Stored data:

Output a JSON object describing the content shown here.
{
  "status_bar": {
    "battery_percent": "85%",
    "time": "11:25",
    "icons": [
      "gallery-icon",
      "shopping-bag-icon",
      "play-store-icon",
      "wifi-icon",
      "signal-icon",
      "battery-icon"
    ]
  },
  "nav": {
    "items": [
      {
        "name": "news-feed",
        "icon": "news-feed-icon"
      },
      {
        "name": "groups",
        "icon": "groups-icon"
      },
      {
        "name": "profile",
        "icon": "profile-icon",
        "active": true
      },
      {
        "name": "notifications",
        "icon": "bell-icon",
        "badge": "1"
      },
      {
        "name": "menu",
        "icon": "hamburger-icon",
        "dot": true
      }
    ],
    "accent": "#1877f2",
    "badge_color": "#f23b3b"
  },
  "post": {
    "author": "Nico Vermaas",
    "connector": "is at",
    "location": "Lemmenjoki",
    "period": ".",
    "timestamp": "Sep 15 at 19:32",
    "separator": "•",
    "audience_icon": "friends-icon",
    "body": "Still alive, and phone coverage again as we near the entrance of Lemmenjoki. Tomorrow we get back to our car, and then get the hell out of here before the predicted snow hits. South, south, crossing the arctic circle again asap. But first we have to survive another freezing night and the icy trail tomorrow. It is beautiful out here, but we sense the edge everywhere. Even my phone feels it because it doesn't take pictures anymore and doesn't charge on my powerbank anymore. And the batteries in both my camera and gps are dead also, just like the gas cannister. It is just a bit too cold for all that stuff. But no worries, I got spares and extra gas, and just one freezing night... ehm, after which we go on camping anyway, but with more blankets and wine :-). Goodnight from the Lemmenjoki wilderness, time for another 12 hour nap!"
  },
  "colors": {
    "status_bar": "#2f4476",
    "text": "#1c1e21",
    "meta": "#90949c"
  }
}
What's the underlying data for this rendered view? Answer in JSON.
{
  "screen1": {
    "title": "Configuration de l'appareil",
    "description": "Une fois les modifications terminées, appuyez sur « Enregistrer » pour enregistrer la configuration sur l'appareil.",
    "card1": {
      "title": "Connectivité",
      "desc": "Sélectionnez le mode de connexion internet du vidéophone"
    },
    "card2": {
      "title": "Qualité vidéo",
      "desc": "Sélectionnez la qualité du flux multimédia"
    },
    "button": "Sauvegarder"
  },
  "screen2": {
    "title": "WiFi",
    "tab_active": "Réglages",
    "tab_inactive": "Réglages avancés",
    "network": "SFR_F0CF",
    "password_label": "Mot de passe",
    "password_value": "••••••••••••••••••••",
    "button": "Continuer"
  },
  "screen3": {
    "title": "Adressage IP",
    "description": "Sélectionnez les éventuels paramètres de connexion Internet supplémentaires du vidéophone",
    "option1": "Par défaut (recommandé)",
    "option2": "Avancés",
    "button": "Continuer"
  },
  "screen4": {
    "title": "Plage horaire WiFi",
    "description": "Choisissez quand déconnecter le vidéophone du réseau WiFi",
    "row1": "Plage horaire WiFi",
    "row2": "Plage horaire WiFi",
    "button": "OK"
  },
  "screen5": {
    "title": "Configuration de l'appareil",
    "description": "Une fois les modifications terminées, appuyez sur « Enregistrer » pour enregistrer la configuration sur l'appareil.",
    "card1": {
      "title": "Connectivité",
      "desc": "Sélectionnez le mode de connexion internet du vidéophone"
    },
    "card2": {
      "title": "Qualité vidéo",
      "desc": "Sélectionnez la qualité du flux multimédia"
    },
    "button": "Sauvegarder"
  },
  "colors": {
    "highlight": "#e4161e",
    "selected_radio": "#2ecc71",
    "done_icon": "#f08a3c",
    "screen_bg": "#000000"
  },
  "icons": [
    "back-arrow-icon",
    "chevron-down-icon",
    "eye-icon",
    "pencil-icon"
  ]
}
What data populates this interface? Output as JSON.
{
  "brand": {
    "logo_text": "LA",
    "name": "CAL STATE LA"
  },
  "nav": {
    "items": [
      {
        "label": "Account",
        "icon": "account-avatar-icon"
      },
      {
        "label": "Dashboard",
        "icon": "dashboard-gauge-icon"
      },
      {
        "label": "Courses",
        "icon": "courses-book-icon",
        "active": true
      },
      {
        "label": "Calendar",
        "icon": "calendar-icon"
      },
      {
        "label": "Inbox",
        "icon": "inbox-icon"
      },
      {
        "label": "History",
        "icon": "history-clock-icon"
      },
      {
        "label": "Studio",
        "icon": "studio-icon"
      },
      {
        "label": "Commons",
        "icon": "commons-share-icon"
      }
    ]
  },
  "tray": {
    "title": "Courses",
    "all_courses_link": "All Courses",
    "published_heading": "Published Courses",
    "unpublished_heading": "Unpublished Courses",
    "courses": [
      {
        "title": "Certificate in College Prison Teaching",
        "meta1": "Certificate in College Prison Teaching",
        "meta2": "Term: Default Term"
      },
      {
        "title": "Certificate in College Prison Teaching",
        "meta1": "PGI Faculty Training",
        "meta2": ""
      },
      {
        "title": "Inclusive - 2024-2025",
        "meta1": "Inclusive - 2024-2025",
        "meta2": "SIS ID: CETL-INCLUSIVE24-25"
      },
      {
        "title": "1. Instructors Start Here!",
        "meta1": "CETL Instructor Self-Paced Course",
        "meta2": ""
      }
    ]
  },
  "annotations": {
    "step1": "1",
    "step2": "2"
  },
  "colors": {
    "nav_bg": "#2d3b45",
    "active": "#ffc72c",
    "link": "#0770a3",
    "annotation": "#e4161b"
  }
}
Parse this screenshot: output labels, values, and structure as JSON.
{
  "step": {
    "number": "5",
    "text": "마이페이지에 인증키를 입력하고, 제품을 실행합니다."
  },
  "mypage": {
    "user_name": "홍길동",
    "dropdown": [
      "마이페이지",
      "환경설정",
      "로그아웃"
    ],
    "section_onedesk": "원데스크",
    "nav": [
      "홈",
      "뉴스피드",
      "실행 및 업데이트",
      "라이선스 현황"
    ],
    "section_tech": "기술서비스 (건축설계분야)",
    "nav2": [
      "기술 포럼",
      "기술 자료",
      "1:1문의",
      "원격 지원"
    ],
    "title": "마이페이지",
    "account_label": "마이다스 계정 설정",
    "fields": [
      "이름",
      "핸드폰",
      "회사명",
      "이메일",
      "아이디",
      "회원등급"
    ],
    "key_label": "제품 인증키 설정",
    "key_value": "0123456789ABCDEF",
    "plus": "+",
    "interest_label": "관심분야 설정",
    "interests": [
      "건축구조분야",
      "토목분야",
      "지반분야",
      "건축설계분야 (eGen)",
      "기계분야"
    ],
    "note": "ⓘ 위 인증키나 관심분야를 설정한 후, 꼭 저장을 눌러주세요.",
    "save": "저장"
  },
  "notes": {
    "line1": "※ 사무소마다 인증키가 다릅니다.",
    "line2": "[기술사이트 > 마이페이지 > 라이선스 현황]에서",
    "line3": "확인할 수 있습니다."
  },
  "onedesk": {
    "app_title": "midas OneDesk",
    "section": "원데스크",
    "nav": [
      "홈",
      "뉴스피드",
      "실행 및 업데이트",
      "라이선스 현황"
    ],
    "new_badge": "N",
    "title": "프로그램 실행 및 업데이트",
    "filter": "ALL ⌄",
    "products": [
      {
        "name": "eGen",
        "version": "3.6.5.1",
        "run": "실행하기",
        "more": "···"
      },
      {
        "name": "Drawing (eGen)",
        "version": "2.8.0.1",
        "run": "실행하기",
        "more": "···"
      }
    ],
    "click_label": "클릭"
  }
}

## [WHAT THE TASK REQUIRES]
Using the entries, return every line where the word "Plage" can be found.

## [RESULT OF THE EXERCISE]
    "title": "Plage horaire WiFi",
    "row1": "Plage horaire WiFi",
    "row2": "Plage horaire WiFi",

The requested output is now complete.